As columnists and experts have stated, Trudeau quite liberally breaches the rules and protocols of the prime ministerial position as a matter of course and it's his ministers and MPs who must commit career suicide in order to bail him out.
Canadians should or ought to be fed up with the suspicious and illegitimate practices taking place under the Liberal government or any government. But there is something especially sordid about the pressure Mr. Trudeau exerts upon his ministers – first a justice minister and now a finance minister. They either go along with his malpractices or do not, the end result being career termination; ‘damned if you do, fired if you don’t.’
But the sheer audacity of Bill Morneau to blankly state to the media: “There’s a time when you’re the appropriate person in the role, and the time…when you’re not.”
How would he define his suitability in light of the WE scandal? His response is fairly nonchalant considering he has the prime minister’s blessing to apply for a top job with the Organization for Economic Co-operation and Development. Some people do wrong and fall from grace; others do wrong, but land safely thanks to the ‘golden parachute.’
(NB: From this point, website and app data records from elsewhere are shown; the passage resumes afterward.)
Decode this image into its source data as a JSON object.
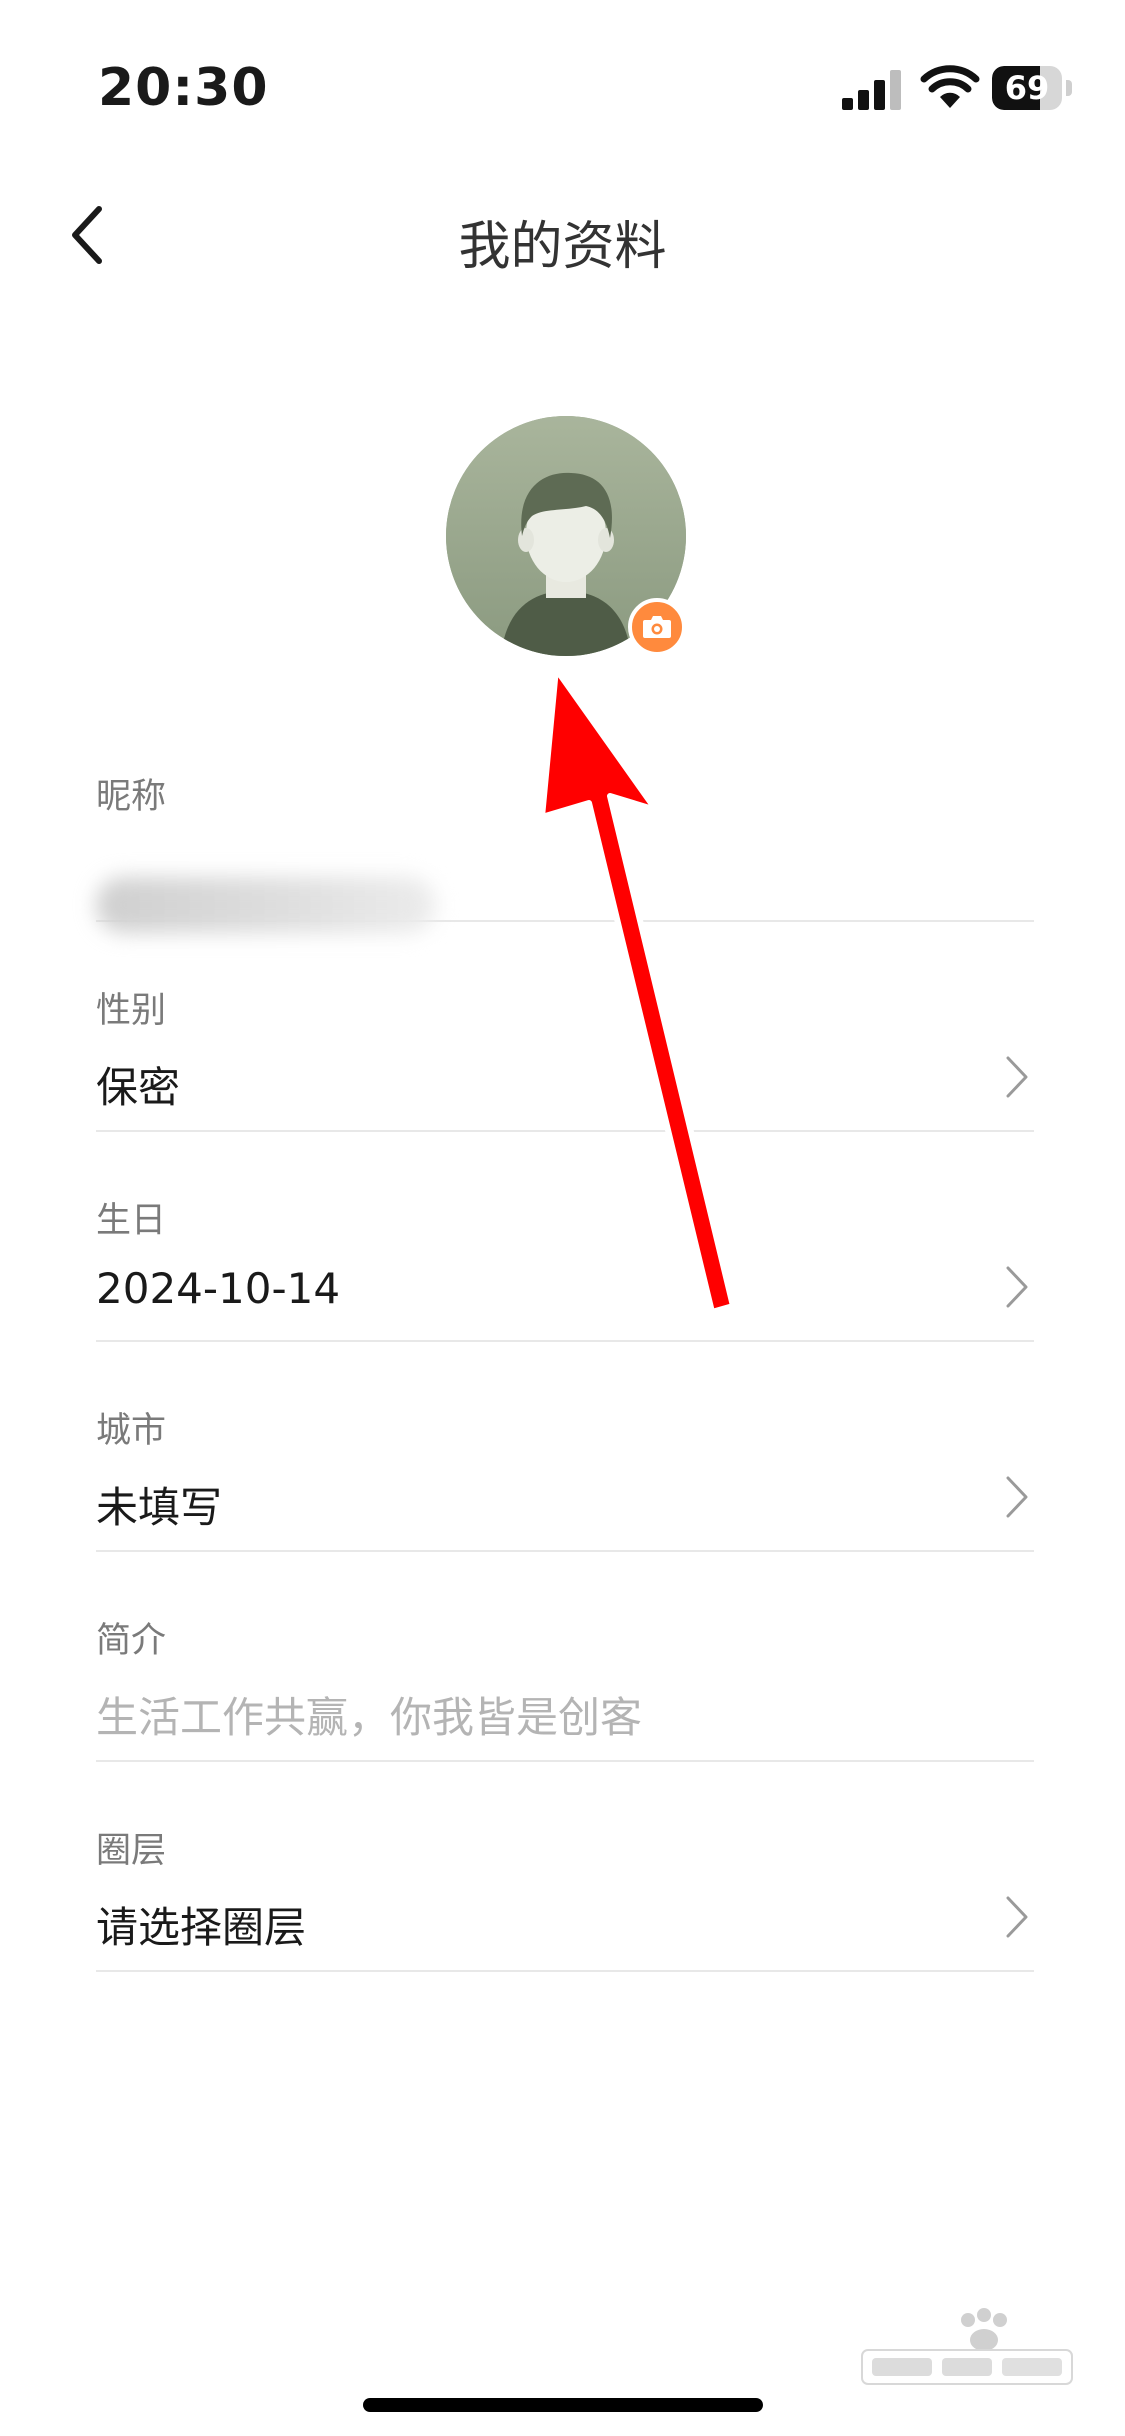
{
  "status_bar": {
    "time": "20:30",
    "battery_level": "69",
    "battery_fraction": 0.69,
    "icons": [
      "signal-icon",
      "wifi-icon",
      "battery-icon"
    ]
  },
  "nav": {
    "back_icon": "chevron-left-icon",
    "title": "我的资料"
  },
  "avatar": {
    "badge_icon": "camera-icon",
    "badge_color": "#ff8a3d"
  },
  "fields": [
    {
      "label": "昵称",
      "value": "",
      "blurred": true
    },
    {
      "label": "性别",
      "value": "保密",
      "chevron": true
    },
    {
      "label": "生日",
      "value": "2024-10-14",
      "chevron": true
    },
    {
      "label": "城市",
      "value": "未填写",
      "chevron": true
    },
    {
      "label": "简介",
      "placeholder": "生活工作共赢，你我皆是创客"
    },
    {
      "label": "圈层",
      "value": "请选择圈层",
      "chevron": true
    }
  ],
  "annotation": {
    "type": "red-arrow",
    "color": "#ff0000"
  },
  "watermark": {
    "logo": "baidu-jingyan-logo",
    "text": "jingyan.baidu.com"
  }
}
Yes, Mr. Morneau gifted Western Canada with a pipeline to divvy up profits for several governments and corporations; there’s even an improved pension plan. But a man who quits his job during the worst health and economic crisis, as NDP MP Charlie Angus pointed out, is no man worth keeping.
Frankly, Mr. Morneau has an honesty problem. And all of this warrants a byelection in Toronto Centre riding.